**Exercise objective:** Please give only the number of lines in the listing below that contain "Fahmy".

**Exercise data:**
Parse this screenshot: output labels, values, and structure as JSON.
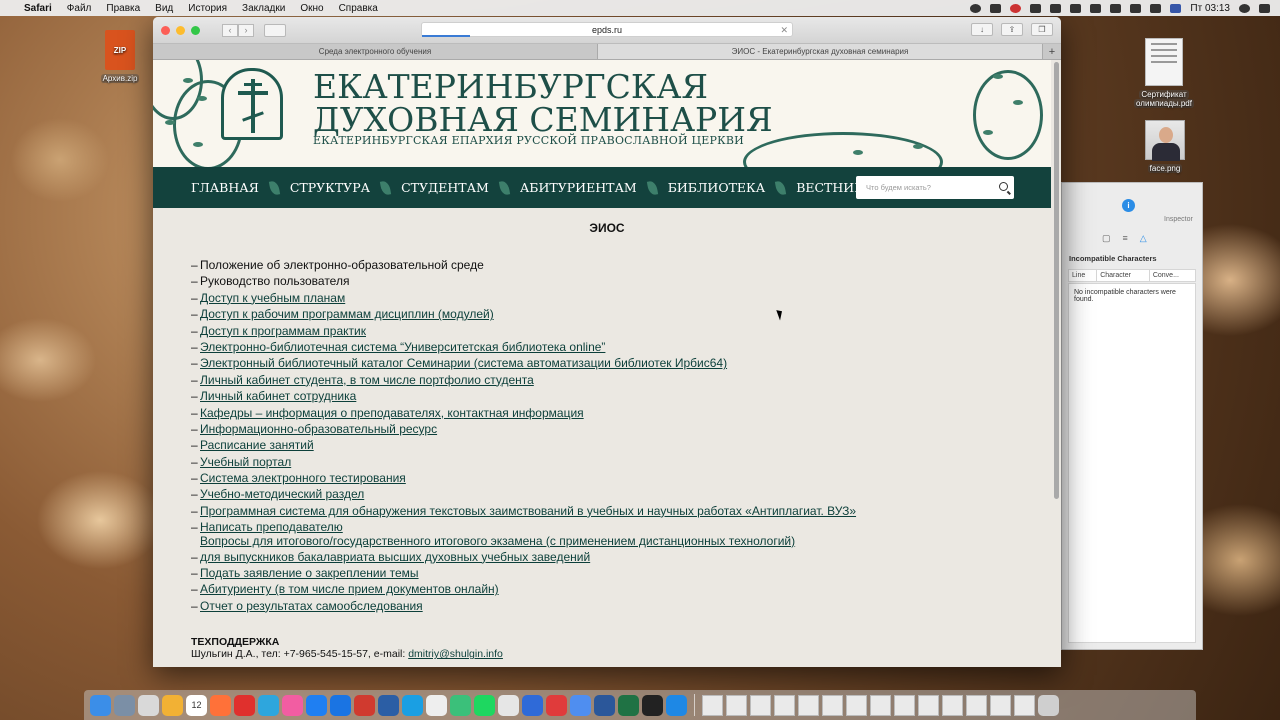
{
  "menubar": {
    "app": "Safari",
    "items": [
      "Файл",
      "Правка",
      "Вид",
      "История",
      "Закладки",
      "Окно",
      "Справка"
    ],
    "clock": "Пт 03:13"
  },
  "desktop": {
    "zip_label": "Архив.zip",
    "zip_badge": "ZIP",
    "pdf_label_1": "Сертификат",
    "pdf_label_2": "олимпиады.pdf",
    "png_label": "face.png"
  },
  "inspector": {
    "info_glyph": "i",
    "title": "Inspector",
    "heading": "Incompatible Characters",
    "columns": [
      "Line",
      "Character",
      "Conve..."
    ],
    "result": "No incompatible characters were found."
  },
  "browser": {
    "url": "epds.ru",
    "load_progress": 0.13,
    "tabs": [
      {
        "label": "Среда электронного обучения",
        "active": false
      },
      {
        "label": "ЭИОС - Екатеринбургская духовная семинария",
        "active": true
      }
    ]
  },
  "site": {
    "title_line1": "ЕКАТЕРИНБУРГСКАЯ",
    "title_line2": "ДУХОВНАЯ СЕМИНАРИЯ",
    "subtitle": "ЕКАТЕРИНБУРГСКАЯ ЕПАРХИЯ РУССКОЙ ПРАВОСЛАВНОЙ ЦЕРКВИ",
    "nav": [
      "ГЛАВНАЯ",
      "СТРУКТУРА",
      "СТУДЕНТАМ",
      "АБИТУРИЕНТАМ",
      "БИБЛИОТЕКА",
      "ВЕСТНИК ЕДС"
    ],
    "search_placeholder": "Что будем искать?",
    "page_title": "ЭИОС",
    "links": [
      {
        "text": "Положение об электронно-образовательной среде",
        "link": false
      },
      {
        "text": "Руководство пользователя",
        "link": false
      },
      {
        "text": "Доступ к учебным планам",
        "link": true
      },
      {
        "text": "Доступ к рабочим программам дисциплин (модулей)",
        "link": true
      },
      {
        "text": "Доступ к программам практик",
        "link": true
      },
      {
        "text": "Электронно-библиотечная система “Университетская библиотека online”",
        "link": true
      },
      {
        "text": "Электронный библиотечный каталог Семинарии (система автоматизации библиотек Ирбис64)",
        "link": true
      },
      {
        "text": "Личный кабинет студента, в том числе портфолио студента",
        "link": true
      },
      {
        "text": "Личный кабинет сотрудника",
        "link": true
      },
      {
        "text": "Кафедры – информация о преподавателях, контактная информация",
        "link": true
      },
      {
        "text": "Информационно-образовательный ресурс",
        "link": true
      },
      {
        "text": "Расписание занятий",
        "link": true
      },
      {
        "text": "Учебный портал",
        "link": true
      },
      {
        "text": "Система электронного тестирования",
        "link": true
      },
      {
        "text": "Учебно-методический раздел",
        "link": true
      },
      {
        "text": "Программная система для обнаружения текстовых заимствований в учебных и научных работах «Антиплагиат. ВУЗ»",
        "link": true
      },
      {
        "text": "Написать преподавателю",
        "link": true
      },
      {
        "text": "Вопросы для итогового/государственного итогового экзамена (с применением дистанционных технологий)",
        "link": true,
        "indent": true
      },
      {
        "text": "для выпускников бакалавриата высших духовных учебных заведений",
        "link": true
      },
      {
        "text": "Подать заявление о закреплении темы",
        "link": true
      },
      {
        "text": "Абитуриенту (в том числе прием документов онлайн)",
        "link": true
      },
      {
        "text": "Отчет о результатах самообследования",
        "link": true
      }
    ],
    "dash": "–",
    "support_label": "ТЕХПОДДЕРЖКА",
    "support_text": "Шульгин Д.А., тел: +7-965-545-15-57, e-mail: ",
    "support_email": "dmitriy@shulgin.info"
  },
  "dock": {
    "calendar_day": "12",
    "icons": [
      "finder-icon",
      "launchpad-icon",
      "notes-icon",
      "chrome-icon",
      "calendar-icon",
      "firefox-icon",
      "opera-icon",
      "telegram-icon",
      "itunes-icon",
      "appstore-icon",
      "trello-icon",
      "tool-icon",
      "bitwarden-icon",
      "skype-icon",
      "ia-writer-icon",
      "affinity-icon",
      "spotify-icon",
      "chrome2-icon",
      "cloud-icon",
      "anydesk-icon",
      "browser-icon",
      "word-icon",
      "excel-icon",
      "quicktime-icon",
      "safari-icon"
    ]
  },
  "colors": {
    "nav_bg": "#13423d",
    "title_green": "#1e4f48",
    "link_color": "#0c3f3a"
  }
}
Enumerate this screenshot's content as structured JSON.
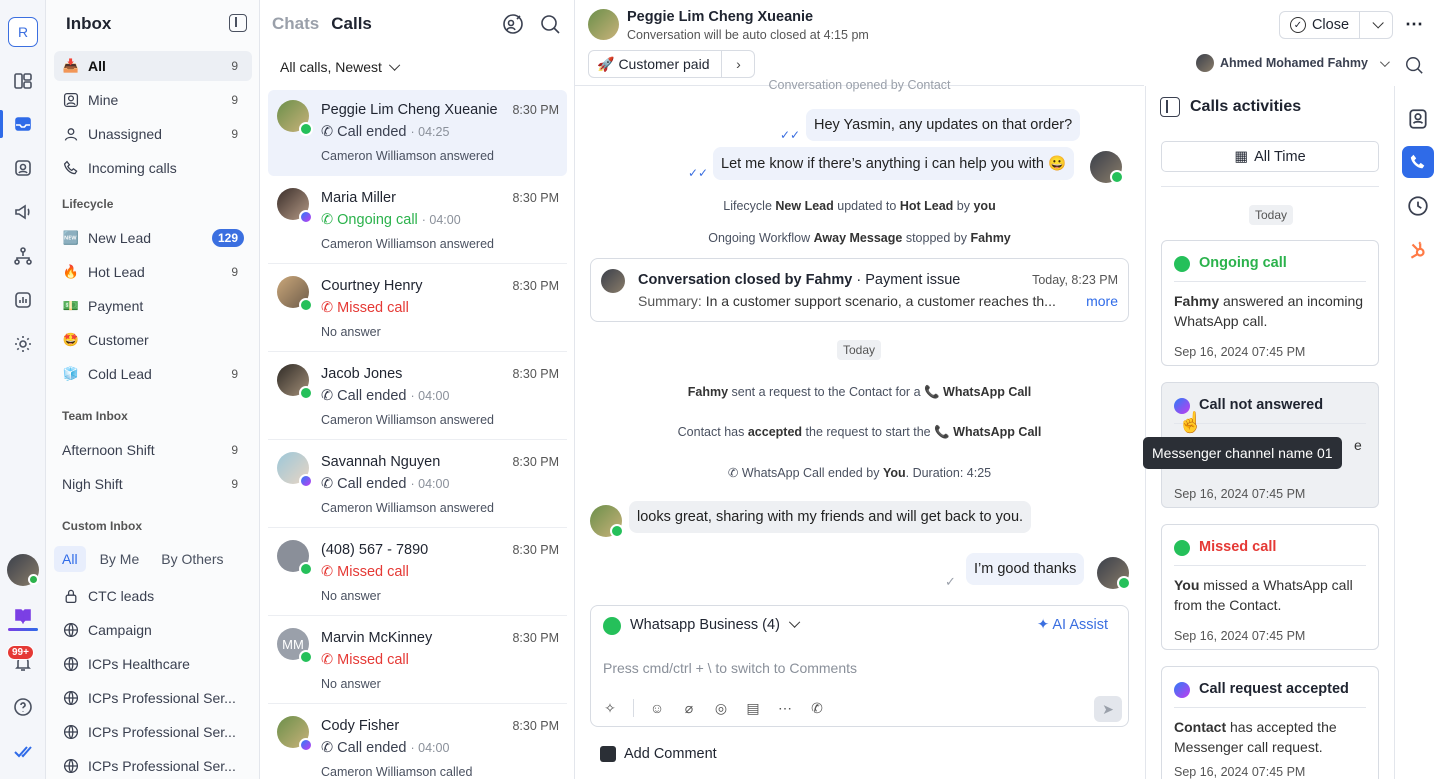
{
  "rail": {
    "workspace": "R",
    "notifications": "99+"
  },
  "inbox": {
    "title": "Inbox",
    "items": [
      {
        "label": "All",
        "count": "9",
        "icon": "inbox-icon"
      },
      {
        "label": "Mine",
        "count": "9",
        "icon": "user-square-icon"
      },
      {
        "label": "Unassigned",
        "count": "9",
        "icon": "user-icon"
      },
      {
        "label": "Incoming calls",
        "count": "",
        "icon": "phone-icon"
      }
    ],
    "lifecycle_title": "Lifecycle",
    "lifecycle": [
      {
        "label": "New Lead",
        "count": "129",
        "emoji": "🆕"
      },
      {
        "label": "Hot Lead",
        "count": "9",
        "emoji": "🔥"
      },
      {
        "label": "Payment",
        "count": "",
        "emoji": "💵"
      },
      {
        "label": "Customer",
        "count": "",
        "emoji": "🤩"
      },
      {
        "label": "Cold Lead",
        "count": "9",
        "emoji": "🧊"
      }
    ],
    "team_title": "Team Inbox",
    "team": [
      {
        "label": "Afternoon Shift",
        "count": "9"
      },
      {
        "label": "Nigh Shift",
        "count": "9"
      }
    ],
    "custom_title": "Custom Inbox",
    "custom_tabs": [
      "All",
      "By Me",
      "By Others"
    ],
    "custom": [
      "CTC leads",
      "Campaign",
      "ICPs Healthcare",
      "ICPs Professional Ser...",
      "ICPs Professional Ser...",
      "ICPs Professional Ser..."
    ]
  },
  "calls": {
    "tab_chats": "Chats",
    "tab_calls": "Calls",
    "filter": "All calls, Newest",
    "rows": [
      {
        "name": "Peggie Lim Cheng Xueanie",
        "time": "8:30 PM",
        "status": "Call ended",
        "dur": "· 04:25",
        "sub": "Cameron Williamson answered",
        "kind": "ended",
        "ch": "wa"
      },
      {
        "name": "Maria Miller",
        "time": "8:30 PM",
        "status": "Ongoing call",
        "dur": "· 04:00",
        "sub": "Cameron Williamson answered",
        "kind": "ongoing",
        "ch": "ms"
      },
      {
        "name": "Courtney Henry",
        "time": "8:30 PM",
        "status": "Missed call",
        "dur": "",
        "sub": "No answer",
        "kind": "missed",
        "ch": "wa"
      },
      {
        "name": "Jacob Jones",
        "time": "8:30 PM",
        "status": "Call ended",
        "dur": "· 04:00",
        "sub": "Cameron Williamson answered",
        "kind": "ended",
        "ch": "wa"
      },
      {
        "name": "Savannah Nguyen",
        "time": "8:30 PM",
        "status": "Call ended",
        "dur": "· 04:00",
        "sub": "Cameron Williamson answered",
        "kind": "ended",
        "ch": "ms"
      },
      {
        "name": "(408) 567 - 7890",
        "time": "8:30 PM",
        "status": "Missed call",
        "dur": "",
        "sub": "No answer",
        "kind": "missed",
        "ch": "wa"
      },
      {
        "name": "Marvin McKinney",
        "time": "8:30 PM",
        "status": "Missed call",
        "dur": "",
        "sub": "No answer",
        "kind": "missed",
        "ch": "wa",
        "initials": "MM"
      },
      {
        "name": "Cody Fisher",
        "time": "8:30 PM",
        "status": "Call ended",
        "dur": "· 04:00",
        "sub": "Cameron Williamson called",
        "kind": "ended",
        "ch": "ms"
      }
    ]
  },
  "chat": {
    "name": "Peggie Lim Cheng Xueanie",
    "sub": "Conversation will be auto closed at 4:15 pm",
    "chip": "Customer paid",
    "close": "Close",
    "assignee": "Ahmed Mohamed Fahmy",
    "opened": "Conversation opened by Contact",
    "msg1": "Hey Yasmin, any updates on that order?",
    "msg2": "Let me know if there’s anything i can help you with 😀",
    "lifecycle_sys": {
      "a": "Lifecycle",
      "b": "New Lead",
      "c": "updated to",
      "d": "Hot Lead",
      "e": "by",
      "f": "you"
    },
    "workflow_sys": {
      "a": "Ongoing Workflow",
      "b": "Away Message",
      "c": "stopped by",
      "d": "Fahmy"
    },
    "closed_title": "Conversation closed by Fahmy",
    "closed_reason": "· Payment issue",
    "closed_time": "Today, 8:23 PM",
    "closed_summary_label": "Summary:",
    "closed_summary": "In a customer support scenario, a customer reaches th...",
    "more": "more",
    "today": "Today",
    "req_sys": {
      "a": "Fahmy",
      "b": "sent a request to the Contact for a",
      "c": "WhatsApp Call"
    },
    "acc_sys": {
      "a": "Contact has",
      "b": "accepted",
      "c": "the request to start the",
      "d": "WhatsApp Call"
    },
    "end_sys": {
      "a": "WhatsApp Call ended by",
      "b": "You",
      "c": ". Duration: 4:25"
    },
    "msg3": "looks great, sharing with my friends and will get back to you.",
    "msg4": "I’m good thanks",
    "channel": "Whatsapp Business (4)",
    "ai": "AI Assist",
    "placeholder": "Press cmd/ctrl + \\ to switch to Comments",
    "add_comment": "Add Comment"
  },
  "activities": {
    "title": "Calls activities",
    "range": "All Time",
    "today": "Today",
    "cards": [
      {
        "title": "Ongoing call",
        "color": "#2bb24c",
        "body_b": "Fahmy",
        "body": " answered an incoming WhatsApp call.",
        "date": "Sep 16, 2024 07:45 PM",
        "ch": "wa"
      },
      {
        "title": "Call not answered",
        "color": "#1f2430",
        "body_b": "",
        "body": "",
        "date": "Sep 16, 2024 07:45 PM",
        "ch": "ms",
        "peek": "e"
      },
      {
        "title": "Missed call",
        "color": "#e53935",
        "body_b": "You",
        "body": " missed a WhatsApp call from the Contact.",
        "date": "Sep 16, 2024 07:45 PM",
        "ch": "wa"
      },
      {
        "title": "Call request accepted",
        "color": "#1f2430",
        "body_b": "Contact",
        "body": " has accepted the Messenger call request.",
        "date": "Sep 16, 2024 07:45 PM",
        "ch": "ms"
      }
    ],
    "tooltip": "Messenger channel name 01"
  }
}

**Exercise solution:** 5